Last fall I perused the book, “I Wish I Worked There!: A look inside the most creative spaces in Business” By Kursty Groves, Will Knight, and Edward Denison (photographer). The book goes inside many of the world leading design spaces, including Google, Dyson, Lego, Pixar, and others. The authors conclude that any truly creative space must have four key elements:

  1. Play
  2. Focus
  3. Work
  4. Collaborate

Sounds pretty good right?

It should be obvious that explicitly labeling something as a “creative space” entirely misses the point, and is the crux of the joke in the above image. It’s the intersection and overlapping of the four areas, and the absence of fear and stress that creates the emergent environment through which “creative” springs. After thinking about this for nearly a year, it’s easy to see that traditional companies and universities have substantial room to improve fostering of creativity.

Why these four elements? Raising a toddler, research lab, and debating the levels of human existence with Dr. Chuck have provided some data. Over the last several years, Chuck and I have come up with the following list of system-level awareness traits:

  1. Spatial (space)
  2. Temporal (time)
  3. Energetic (resources)
  4. Information (knowledge networks)

Comparing the two lists, it’s easy to see the overlap. As my son is growing up, he definitely had the spatial figured out first, he’s working on understanding the timer in quiet time, and it’s going to be awhile before he realizes how much work it is to carry that rock up a hill, let alone a car, or the values of having friends with very different knowledge/skill sets.

Part of the reason we’re unbalanced culturally is the rewards/metrics system is primarily geared at work/resources. No coincidence that these are the values of authoritarian/legalistic/performance leadership, and hence we’re all overworked, under-networked, and tend to escape from, rather than play with, our work.

So let’s make a change.

Let’s start generating ideas of how we can play as individuals and a lab community. How can we use our space to value, promote, and respect focus. How do we help each other play in the lab?
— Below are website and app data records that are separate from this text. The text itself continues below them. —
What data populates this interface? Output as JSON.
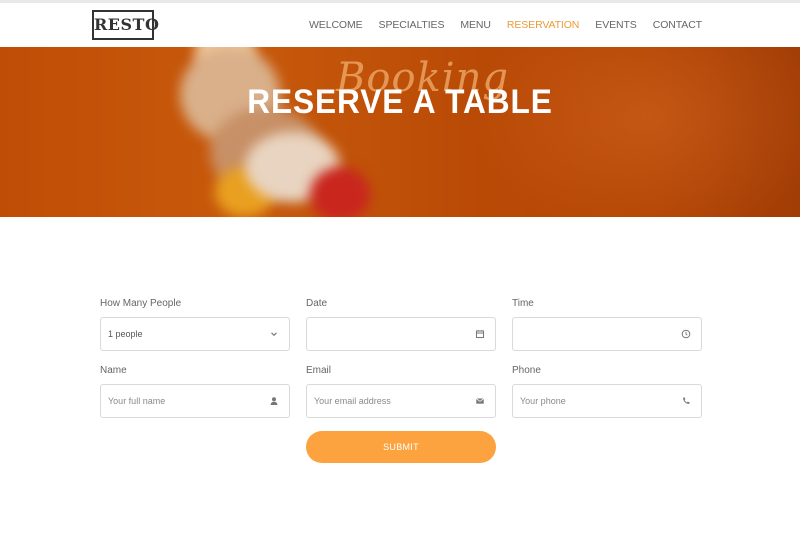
{
  "header": {
    "logo": "RESTO",
    "nav": [
      {
        "label": "WELCOME"
      },
      {
        "label": "SPECIALTIES"
      },
      {
        "label": "MENU"
      },
      {
        "label": "RESERVATION",
        "active": true
      },
      {
        "label": "EVENTS"
      },
      {
        "label": "CONTACT"
      }
    ]
  },
  "hero": {
    "script": "Booking",
    "title": "RESERVE A TABLE"
  },
  "form": {
    "people": {
      "label": "How Many People",
      "value": "1 people",
      "icon": "chevron-down-icon"
    },
    "date": {
      "label": "Date",
      "value": "",
      "icon": "calendar-icon"
    },
    "time": {
      "label": "Time",
      "value": "",
      "icon": "clock-icon"
    },
    "name": {
      "label": "Name",
      "placeholder": "Your full name",
      "icon": "user-icon"
    },
    "email": {
      "label": "Email",
      "placeholder": "Your email address",
      "icon": "envelope-icon"
    },
    "phone": {
      "label": "Phone",
      "placeholder": "Your phone",
      "icon": "phone-icon"
    },
    "submit_label": "SUBMIT"
  },
  "colors": {
    "accent": "#fca33f",
    "nav_active": "#ee9a35",
    "hero_bg": "#c04d05"
  }
}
There is a very good reason that Google allocates company-wide days for pursuing personal interests on company time — and that some of their most brilliant products (gmail and others) have come from this time.
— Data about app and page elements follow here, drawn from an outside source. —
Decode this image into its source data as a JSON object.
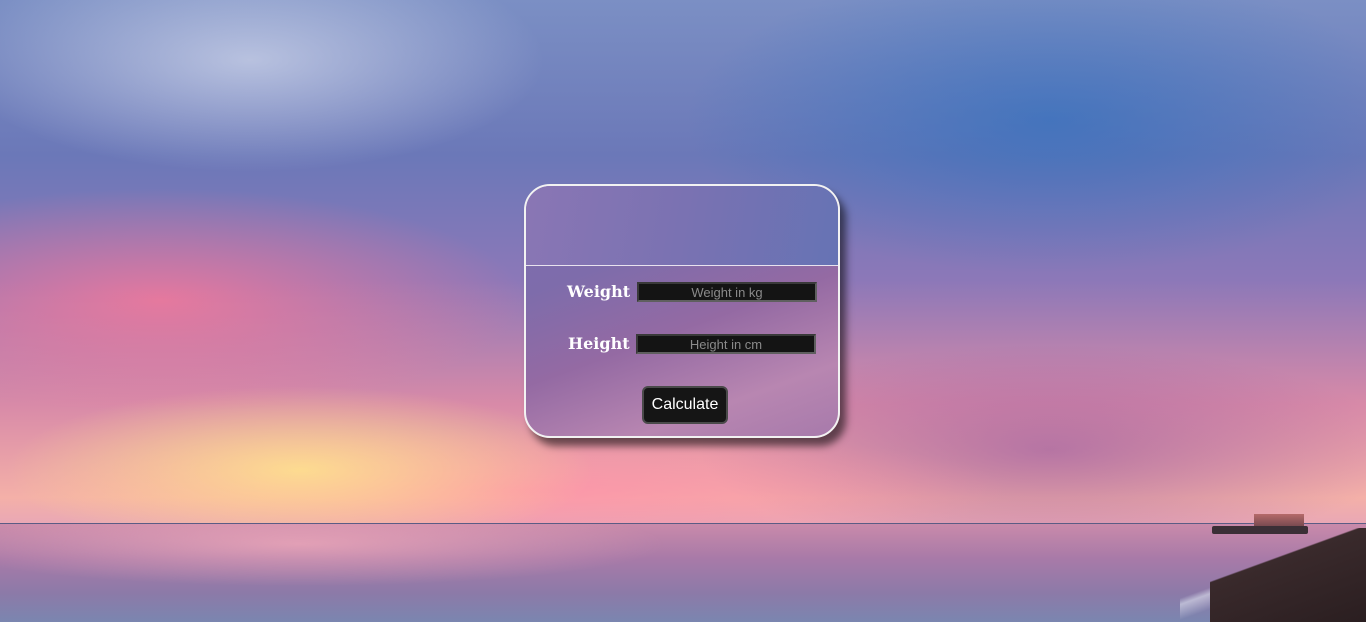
{
  "form": {
    "weight_label": "Weight",
    "weight_placeholder": "Weight in kg",
    "height_label": "Height",
    "height_placeholder": "Height in cm",
    "calculate_label": "Calculate"
  },
  "colors": {
    "card_border": "#f2f2f2",
    "input_background": "#141414",
    "button_background": "#151515"
  }
}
In the spirit of Kaizen, and recognizing that we all have a long way to go to fully realize our creative potential, we must continuously improve in each of these areas. Following the 5S system — Sort, Sweep, Systemize, Standardize, Sustain — post your ideas to the #kaizen channel and sort them by play, focus, work, and collaboration. We come through and sweep up our spaces and ideas when we start systemizing the process.